Salomé's feminine wiles have inspired writers, painters and musicians for 2,000 years. Now audiences can meet the Biblical femme fatale in two new stage and screen projects
From Bram Stoker to Stanley Kubrick, the British Library's latest exhibition celebrates all things Gothic

British Library celebrates all things Gothic

Forthcoming exhibition Terror and Wonder: The Gothic Imagination will be the UK's largest ever celebration of Gothic literature
The Hard Rock Café's owners are embroiled in a bitter legal dispute - but is the restaurant chain worth fighting for?

Is the Hard Rock Café worth fighting for?

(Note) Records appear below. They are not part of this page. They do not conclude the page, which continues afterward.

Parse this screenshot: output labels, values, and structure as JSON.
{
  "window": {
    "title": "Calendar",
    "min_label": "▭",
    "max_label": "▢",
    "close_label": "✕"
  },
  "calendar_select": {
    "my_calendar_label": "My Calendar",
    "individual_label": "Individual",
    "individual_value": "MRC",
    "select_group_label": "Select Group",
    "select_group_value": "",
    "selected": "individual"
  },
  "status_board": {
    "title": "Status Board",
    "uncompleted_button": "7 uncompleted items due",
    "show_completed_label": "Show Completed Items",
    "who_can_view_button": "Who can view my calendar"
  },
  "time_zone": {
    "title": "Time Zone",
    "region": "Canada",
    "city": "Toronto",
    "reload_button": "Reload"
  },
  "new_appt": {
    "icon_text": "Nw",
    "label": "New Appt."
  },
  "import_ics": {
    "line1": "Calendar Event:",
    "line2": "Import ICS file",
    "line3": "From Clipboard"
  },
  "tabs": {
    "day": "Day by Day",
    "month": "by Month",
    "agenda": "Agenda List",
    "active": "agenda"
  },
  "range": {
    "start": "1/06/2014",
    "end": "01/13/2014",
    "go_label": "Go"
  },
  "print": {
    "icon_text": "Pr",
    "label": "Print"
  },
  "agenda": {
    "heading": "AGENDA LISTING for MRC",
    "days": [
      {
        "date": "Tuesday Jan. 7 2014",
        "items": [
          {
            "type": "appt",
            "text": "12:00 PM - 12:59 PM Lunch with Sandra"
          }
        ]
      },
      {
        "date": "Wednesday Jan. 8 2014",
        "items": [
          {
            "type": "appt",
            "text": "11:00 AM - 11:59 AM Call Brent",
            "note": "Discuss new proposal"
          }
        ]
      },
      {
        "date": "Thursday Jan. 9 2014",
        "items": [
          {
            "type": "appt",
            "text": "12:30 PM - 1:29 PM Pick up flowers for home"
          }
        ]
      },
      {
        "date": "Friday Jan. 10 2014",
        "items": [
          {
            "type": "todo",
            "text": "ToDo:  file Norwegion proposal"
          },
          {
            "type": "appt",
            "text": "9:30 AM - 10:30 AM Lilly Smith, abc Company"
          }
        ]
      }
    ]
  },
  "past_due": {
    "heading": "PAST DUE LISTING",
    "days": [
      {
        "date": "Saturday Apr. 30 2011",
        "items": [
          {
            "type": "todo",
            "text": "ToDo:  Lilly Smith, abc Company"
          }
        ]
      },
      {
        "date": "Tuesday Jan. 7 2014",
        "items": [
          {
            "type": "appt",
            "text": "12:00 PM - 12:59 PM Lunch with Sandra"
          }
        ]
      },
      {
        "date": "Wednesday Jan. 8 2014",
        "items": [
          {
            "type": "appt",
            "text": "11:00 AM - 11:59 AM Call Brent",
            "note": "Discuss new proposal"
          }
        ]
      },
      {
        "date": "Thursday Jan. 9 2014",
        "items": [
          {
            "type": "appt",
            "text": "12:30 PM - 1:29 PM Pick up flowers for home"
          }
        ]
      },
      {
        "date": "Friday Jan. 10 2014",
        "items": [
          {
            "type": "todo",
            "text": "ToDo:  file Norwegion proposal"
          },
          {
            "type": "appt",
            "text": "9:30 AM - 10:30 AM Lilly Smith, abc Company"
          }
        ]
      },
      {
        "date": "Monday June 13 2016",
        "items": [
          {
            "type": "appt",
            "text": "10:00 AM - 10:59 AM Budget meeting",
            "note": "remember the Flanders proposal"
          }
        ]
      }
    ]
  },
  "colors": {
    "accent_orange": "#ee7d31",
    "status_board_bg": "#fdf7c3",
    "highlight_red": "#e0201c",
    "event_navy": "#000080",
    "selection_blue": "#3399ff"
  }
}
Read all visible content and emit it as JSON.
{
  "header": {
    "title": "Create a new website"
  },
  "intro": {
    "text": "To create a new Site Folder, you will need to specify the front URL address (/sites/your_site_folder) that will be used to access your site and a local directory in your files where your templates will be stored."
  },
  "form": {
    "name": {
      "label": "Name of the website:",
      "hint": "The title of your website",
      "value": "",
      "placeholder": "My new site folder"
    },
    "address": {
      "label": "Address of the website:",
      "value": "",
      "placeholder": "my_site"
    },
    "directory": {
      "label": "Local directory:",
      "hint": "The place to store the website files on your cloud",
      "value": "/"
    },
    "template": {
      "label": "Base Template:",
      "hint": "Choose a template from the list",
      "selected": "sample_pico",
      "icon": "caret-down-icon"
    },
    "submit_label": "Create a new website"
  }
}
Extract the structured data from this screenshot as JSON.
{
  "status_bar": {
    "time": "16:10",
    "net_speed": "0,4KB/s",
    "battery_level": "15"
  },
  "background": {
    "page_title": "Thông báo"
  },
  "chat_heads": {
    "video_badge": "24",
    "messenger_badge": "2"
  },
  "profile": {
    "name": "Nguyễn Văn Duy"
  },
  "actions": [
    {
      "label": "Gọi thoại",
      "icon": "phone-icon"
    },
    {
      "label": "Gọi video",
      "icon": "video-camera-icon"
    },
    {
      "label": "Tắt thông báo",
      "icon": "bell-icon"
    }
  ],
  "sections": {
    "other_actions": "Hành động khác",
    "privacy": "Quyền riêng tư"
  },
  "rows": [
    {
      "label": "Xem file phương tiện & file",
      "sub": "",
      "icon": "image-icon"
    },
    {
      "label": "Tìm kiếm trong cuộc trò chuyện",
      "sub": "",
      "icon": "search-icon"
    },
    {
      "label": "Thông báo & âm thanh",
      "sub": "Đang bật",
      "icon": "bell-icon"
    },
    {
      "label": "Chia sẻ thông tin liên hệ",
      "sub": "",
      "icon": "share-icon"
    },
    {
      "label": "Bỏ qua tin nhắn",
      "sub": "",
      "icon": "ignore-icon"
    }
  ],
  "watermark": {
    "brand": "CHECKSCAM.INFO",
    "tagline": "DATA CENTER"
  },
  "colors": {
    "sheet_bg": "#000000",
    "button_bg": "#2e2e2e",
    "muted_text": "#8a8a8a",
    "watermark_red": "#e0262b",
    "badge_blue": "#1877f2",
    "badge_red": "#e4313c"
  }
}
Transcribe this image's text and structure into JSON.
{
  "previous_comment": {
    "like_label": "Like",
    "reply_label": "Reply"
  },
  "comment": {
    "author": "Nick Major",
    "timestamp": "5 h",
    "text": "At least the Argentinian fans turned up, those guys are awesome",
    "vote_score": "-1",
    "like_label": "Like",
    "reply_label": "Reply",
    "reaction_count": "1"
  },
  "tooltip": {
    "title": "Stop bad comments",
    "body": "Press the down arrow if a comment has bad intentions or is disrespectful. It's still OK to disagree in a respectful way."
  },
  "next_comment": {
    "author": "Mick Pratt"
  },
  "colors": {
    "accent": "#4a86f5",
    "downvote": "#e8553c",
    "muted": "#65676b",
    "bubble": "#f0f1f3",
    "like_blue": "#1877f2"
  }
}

The restaurant chain's owners are currently embroiled in a bitter legal dispute
Caribbean cuisine is becoming increasingly popular in the UK ... and there's more to it than jerk chicken at carnival

In search of Caribbean soul food

Caribbean cuisine is becoming increasingly popular in the UK ... and there's more to it than jerk chicken at carnival
11 best face powders

11 best face powders

Sweep away shiny skin with our pick of the best pressed and loose powder bases
England vs Norway: Roy Hodgson's hands tied by exploding top flight

Roy Hodgson's hands tied by exploding top flight

Lack of Englishmen at leading Premier League clubs leaves manager hamstrung
Angel Di Maria and Cristiano Ronaldo: A tale of two Manchester United No 7s

Di Maria and Ronaldo: A tale of two Manchester United No 7s

They both inherited the iconic shirt at Old Trafford, but the £59.7m new boy is joining a club in a very different state
Israel-Gaza conflict: No victory for Israel despite weeks of death and devastation

Robert Fisk: No victory for Israel despite weeks of devastation

Palestinians have won: they are still in Gaza, and Hamas is still there
Mary Beard writes character reference for Twitter troll who called her a 'slut'

Unlikely friends: Mary Beard and the troll who called her a ‘filthy old slut’

The Cambridge University classicist even wrote the student a character reference
America’s new apartheid: Prosperous white districts are choosing to break away from black cities and go it alone

America’s new apartheid

Prosperous white districts are choosing to break away from black cities and go it alone